Chris Findley, a flight instructor and the founder of myFlightCoach.com, has written a great post for the Let’s Go Flying blog about personal minimums. Chris began his post by telling the story of how a student of his once showed up to a training session knowing what the current weather was like but not knowing what the predicted weather was going to be. This led to the discussion about personal minimums and as Chris pointed out:
They are a way for you and I to think through the conditions of a flight and determine, outside the pressure of the moment, what is safe and reasonable for us.
Chris noted that this will obviously be different for each and every pilot and that it will depend on factors such as a pilot’s training, experience, physical condition and health along with atmospheric conditions, aircraft and type of flight. However, he also added that what is most important is that a pilot thinks through these things ahead of time in order to be able to make a good go/no-go decision.
Chris then noted that flight instructor and ATP Darren Smith has written a great personal minimums checklist (which can be downloaded here) broken down into four simple categories:
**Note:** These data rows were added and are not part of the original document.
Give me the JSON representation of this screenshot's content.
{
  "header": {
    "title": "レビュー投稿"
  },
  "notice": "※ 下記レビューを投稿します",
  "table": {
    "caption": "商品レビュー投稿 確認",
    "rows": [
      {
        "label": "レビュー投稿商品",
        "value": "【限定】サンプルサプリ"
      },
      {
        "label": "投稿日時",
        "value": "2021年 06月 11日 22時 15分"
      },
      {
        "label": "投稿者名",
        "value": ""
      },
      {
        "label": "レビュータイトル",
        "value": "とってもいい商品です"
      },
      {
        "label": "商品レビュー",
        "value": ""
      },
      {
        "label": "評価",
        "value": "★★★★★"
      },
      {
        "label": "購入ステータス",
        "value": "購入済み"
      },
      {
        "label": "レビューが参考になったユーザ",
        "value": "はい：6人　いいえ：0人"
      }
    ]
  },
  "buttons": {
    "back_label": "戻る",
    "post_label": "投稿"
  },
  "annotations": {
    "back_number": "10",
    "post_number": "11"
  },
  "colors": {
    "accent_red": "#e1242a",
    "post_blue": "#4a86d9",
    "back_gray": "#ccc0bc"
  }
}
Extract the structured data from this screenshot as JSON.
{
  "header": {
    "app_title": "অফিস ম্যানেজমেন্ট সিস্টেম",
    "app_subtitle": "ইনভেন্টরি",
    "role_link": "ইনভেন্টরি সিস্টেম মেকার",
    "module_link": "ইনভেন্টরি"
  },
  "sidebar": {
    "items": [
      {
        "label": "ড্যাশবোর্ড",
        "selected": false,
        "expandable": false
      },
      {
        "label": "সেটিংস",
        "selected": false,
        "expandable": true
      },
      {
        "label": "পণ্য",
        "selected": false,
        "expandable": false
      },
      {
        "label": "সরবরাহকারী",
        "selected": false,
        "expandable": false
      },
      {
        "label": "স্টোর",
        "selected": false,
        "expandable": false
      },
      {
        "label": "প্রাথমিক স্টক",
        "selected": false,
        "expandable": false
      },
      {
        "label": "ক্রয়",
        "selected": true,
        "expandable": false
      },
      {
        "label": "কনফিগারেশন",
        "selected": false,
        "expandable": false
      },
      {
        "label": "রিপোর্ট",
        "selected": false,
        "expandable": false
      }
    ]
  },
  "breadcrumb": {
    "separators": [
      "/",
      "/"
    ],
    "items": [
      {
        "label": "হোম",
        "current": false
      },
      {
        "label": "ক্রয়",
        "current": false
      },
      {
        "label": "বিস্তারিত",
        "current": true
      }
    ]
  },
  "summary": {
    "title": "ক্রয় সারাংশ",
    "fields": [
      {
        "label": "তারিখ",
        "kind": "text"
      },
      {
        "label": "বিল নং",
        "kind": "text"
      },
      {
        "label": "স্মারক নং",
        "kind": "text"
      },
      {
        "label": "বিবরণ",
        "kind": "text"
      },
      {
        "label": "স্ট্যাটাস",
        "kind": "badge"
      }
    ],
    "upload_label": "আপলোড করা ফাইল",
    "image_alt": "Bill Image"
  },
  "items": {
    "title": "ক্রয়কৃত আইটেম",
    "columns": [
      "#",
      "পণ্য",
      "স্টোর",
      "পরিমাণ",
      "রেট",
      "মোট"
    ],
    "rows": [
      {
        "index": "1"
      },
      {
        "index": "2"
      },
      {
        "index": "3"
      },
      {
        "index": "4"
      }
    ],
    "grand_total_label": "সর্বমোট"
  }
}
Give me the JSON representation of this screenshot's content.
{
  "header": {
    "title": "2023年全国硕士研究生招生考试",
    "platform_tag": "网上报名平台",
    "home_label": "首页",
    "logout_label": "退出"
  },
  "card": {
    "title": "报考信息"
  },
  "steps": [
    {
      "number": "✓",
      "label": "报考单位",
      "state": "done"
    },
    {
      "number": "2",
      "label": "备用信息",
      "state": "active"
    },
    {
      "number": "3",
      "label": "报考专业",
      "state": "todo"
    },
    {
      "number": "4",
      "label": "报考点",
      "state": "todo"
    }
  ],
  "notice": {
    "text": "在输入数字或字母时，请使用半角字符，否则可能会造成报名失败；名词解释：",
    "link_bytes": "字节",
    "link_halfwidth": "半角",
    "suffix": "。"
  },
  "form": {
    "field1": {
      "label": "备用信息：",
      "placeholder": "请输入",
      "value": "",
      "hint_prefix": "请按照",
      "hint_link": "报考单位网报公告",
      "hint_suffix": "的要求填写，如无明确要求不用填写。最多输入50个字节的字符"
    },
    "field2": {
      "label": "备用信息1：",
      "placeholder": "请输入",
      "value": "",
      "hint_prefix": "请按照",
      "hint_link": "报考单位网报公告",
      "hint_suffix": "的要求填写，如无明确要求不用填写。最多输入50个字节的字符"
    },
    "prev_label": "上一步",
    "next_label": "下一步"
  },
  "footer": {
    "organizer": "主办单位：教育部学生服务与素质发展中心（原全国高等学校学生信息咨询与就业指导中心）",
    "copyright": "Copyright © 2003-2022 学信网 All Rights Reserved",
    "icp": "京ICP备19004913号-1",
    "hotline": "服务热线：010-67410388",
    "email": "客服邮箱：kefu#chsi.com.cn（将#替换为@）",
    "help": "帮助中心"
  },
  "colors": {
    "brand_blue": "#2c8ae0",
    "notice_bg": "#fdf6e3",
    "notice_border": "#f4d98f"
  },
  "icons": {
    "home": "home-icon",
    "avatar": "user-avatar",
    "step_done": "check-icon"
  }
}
1.) Pilot: How many takeoffs/landings have you had in the last 90 days? Hours in make/model of aircraft? Are you familiar with the terrain and airspace? Physically, have you been ill or are you taking any medication that might impair your skills? The old “I’M SAFE” acronym comes to mind– Illness, Medication, Stress, Alcohol, Fatigue, Emotion. Have you eaten?
2.) Aircraft: Fuel reserves in place? Experience in type? Aircraft performance- weight, density altitude, performance charts? Equipment on board-functioning properly, updated if necessary, required documents and inspections?
3.) Environment: Wind? Crosswind? Adequate runway? Weather forecast? Ceiling/Visibility?
4.) External Pressures: Alternate plans if you can’t complete the trip by air? Plan if you are delayed? Other pressures to complete the flight?
In the case of one new pilot that Chris knows, his personal minimums checklist is simply:
Wind: X knots headwind, X knots crosswind
Ceiling: X,XXX ft
Visibility: X miles
Thunderstorms:for XX miles
Experience: X Takeoffs and Landings within XX days.
And for him, if these conditions are not present at the time he plans to take off, he remains on the ground.
Chris ended his post by saying that personal minimums give pilots a framework for making both good and solid decisions and then he mentioned an old adage well worth repeating again:
Better to be on the ground wishing you were in the air, than to be in the air wishing you were on the ground.